Medical imaging helps define Moa diet
Medical scanners and the same software used to assess building strength after the Canterbury earthquakes, have revealed new information about the diet and dining preferences of New Zealand's extinct moa.
Researchers from Canterbury Museum, the University of Auckland, Finders University and the Universities of New England (Australia) and New South Wales have discovered that the nine species of moa were able to co-exist because differences in the structure and strength of each species' skull and bills were influenced by, or dictated by, diet.
The findings are published today in the journal Proceedings of the Royal Society, in London.
Co-author, Dr Peter Johnston from the University of Auckland's Anatomy and Medical Imaging department, made MRI scans of the mummified moa remains to allow accurate models to be made for the research.
The moa, which roamed New Zealand until the 15th century, were herbivores and some of the largest birds to have ever existed. The largest species, the South Island Giant moa, weighed up to 240 kg whilst the smallest (the upland moa) was the size of a sheep.
Until now scientists had thought that the huge difference in size between the species determined their foraging behaviour as well as what, when and where they ate (ie their ecological niche).
Co-author Professor Paul Scofield from Canterbury Museum says that the team took the most complete skulls of each species of moa from the collections of Canterbury Museum and Te Papa Tongarewa and scanned those using medical CT (Computed Tomography) scanners.
"We then produced highly accurate 3D models of each. This wasn't a simple job as we didn't have a single skull that was perfect so we used sophisticated digital cloning techniques to digitally reconstruct accurate osteological models for each species," Professor Scofield said.
Using the medical MRI scans of the mummified remains, Dr Johnston digitally reconstructed the muscles of each species.
"Each moa species has a characteristic bill shape and the reasons for this have not previously been defined," says Dr Johnston. "Charles Darwin had an easier time investigating a similar situation in Galapagos finches, as the differences are more extreme and the diets are obvious in that group of birds."

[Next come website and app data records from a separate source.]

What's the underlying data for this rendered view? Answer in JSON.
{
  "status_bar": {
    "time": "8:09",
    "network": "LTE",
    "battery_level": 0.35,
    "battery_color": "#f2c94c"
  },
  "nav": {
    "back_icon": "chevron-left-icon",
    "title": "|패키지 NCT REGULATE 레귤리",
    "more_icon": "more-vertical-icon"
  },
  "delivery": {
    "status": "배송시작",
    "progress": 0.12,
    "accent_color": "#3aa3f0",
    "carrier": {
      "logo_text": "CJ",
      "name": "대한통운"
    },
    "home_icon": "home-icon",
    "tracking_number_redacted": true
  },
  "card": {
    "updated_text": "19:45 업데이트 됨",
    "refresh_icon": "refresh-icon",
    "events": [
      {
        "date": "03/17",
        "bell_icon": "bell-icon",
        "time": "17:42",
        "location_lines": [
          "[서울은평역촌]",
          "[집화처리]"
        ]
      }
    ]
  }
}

Software used by civil engineers after the Canterbury Earthquakes to identify weak or unsound buildings, was used to test the strength and structure of each moa species' bill.

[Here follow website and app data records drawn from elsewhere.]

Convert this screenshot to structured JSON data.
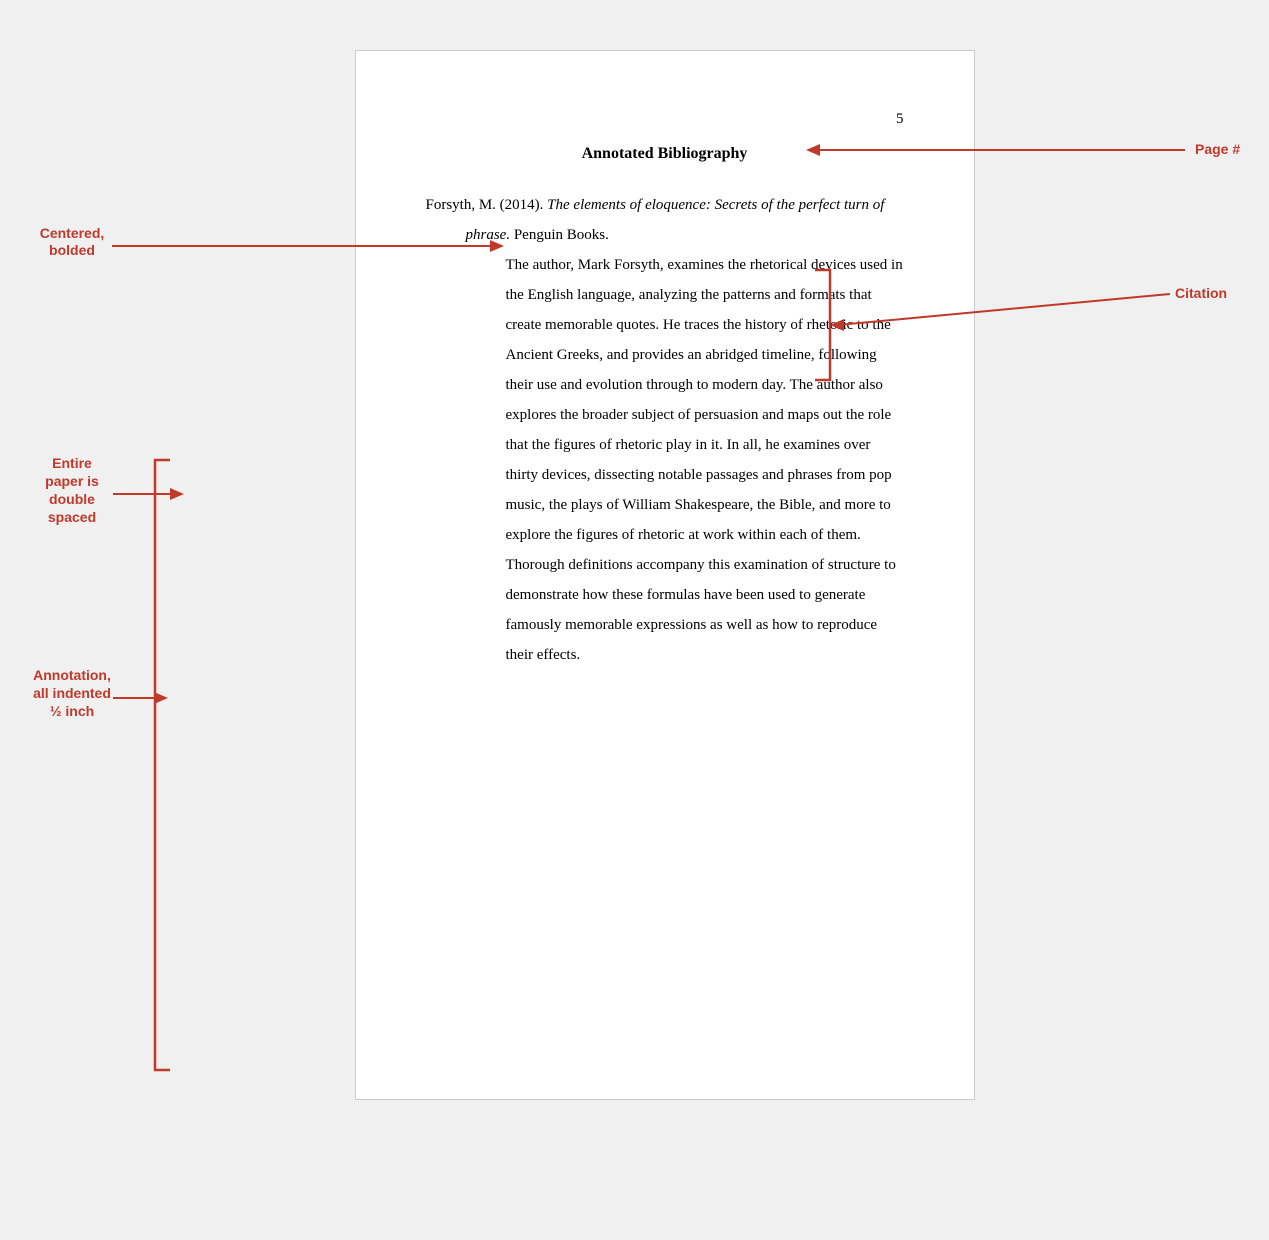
{
  "page": {
    "number": "5",
    "title": "Annotated Bibliography",
    "citation": {
      "text_normal_1": "Forsyth, M. (2014). ",
      "text_italic": "The elements of eloquence: Secrets of the perfect turn of phrase.",
      "text_normal_2": " Penguin Books."
    },
    "annotation": "The author, Mark Forsyth, examines the rhetorical devices used in the English language, analyzing the patterns and formats that create memorable quotes. He traces the history of rhetoric to the Ancient Greeks, and provides an abridged timeline, following their use and evolution through to modern day. The author also explores the broader subject of persuasion and maps out the role that the figures of rhetoric play in it. In all, he examines over thirty devices, dissecting notable passages and phrases from pop music, the plays of William Shakespeare, the Bible, and more to explore the figures of rhetoric at work within each of them. Thorough definitions accompany this examination of structure to demonstrate how these formulas have been used to generate famously memorable expressions as well as how to reproduce their effects."
  },
  "labels": {
    "centered_bolded": "Centered,\nbolded",
    "entire_paper": "Entire\npaper is\ndouble\nspaced",
    "annotation": "Annotation,\nall indented\n½ inch",
    "page_number": "Page #",
    "citation": "Citation"
  },
  "colors": {
    "accent": "#c0392b",
    "paper_border": "#ccc",
    "text": "#000"
  }
}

These were compared to each other and to two living relatives, the emu and cassowary. The models simulated the response of the skull to different biting and feeding behaviours including clipping twigs and pulling, twisting or bowing head motions to remove foliage.
The skull mechanics of moa were found to be surprisingly diverse. The little bush moa had a relatively short, sharp-edged bill and was superior among moa at cutting twigs and branches, supporting the proposition that they primarily fed on fibrous material from trees and shrubs.

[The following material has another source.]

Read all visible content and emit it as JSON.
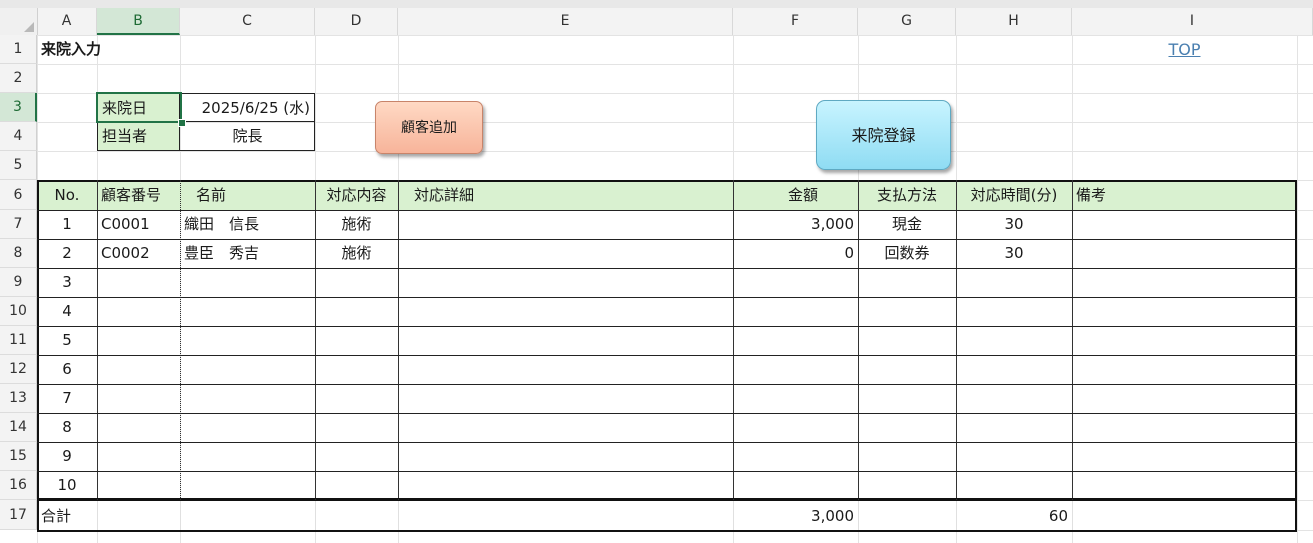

At the opposite extreme, the coastal moa had a relatively weak skull compared to all other species which may have forced them to travel further than other moa in search of suitable food, such as soft fruit and leaves.
Dr Trevor Worthy (a New Zealander working at Flinders University in Australia) says "until now we have been limited in assessing anatomical function to examining the external aspect of bones. This new technology allows us to bring new life to old bones and to get one step closer to understanding the birds they came from."
"Little has been known about how New Zealand's ecosystem evolved, largely because we know so little about how moa lived and co-existed," says Associate Professor Stephen Wroe, leader of the Function, Evolution and Anatomy Research (FEAR) laboratory at the University of New England (Australia).
"This new research advances our understanding about the feeding behaviours of the moa species and their impact on New Zealand's unique and distinctive flora."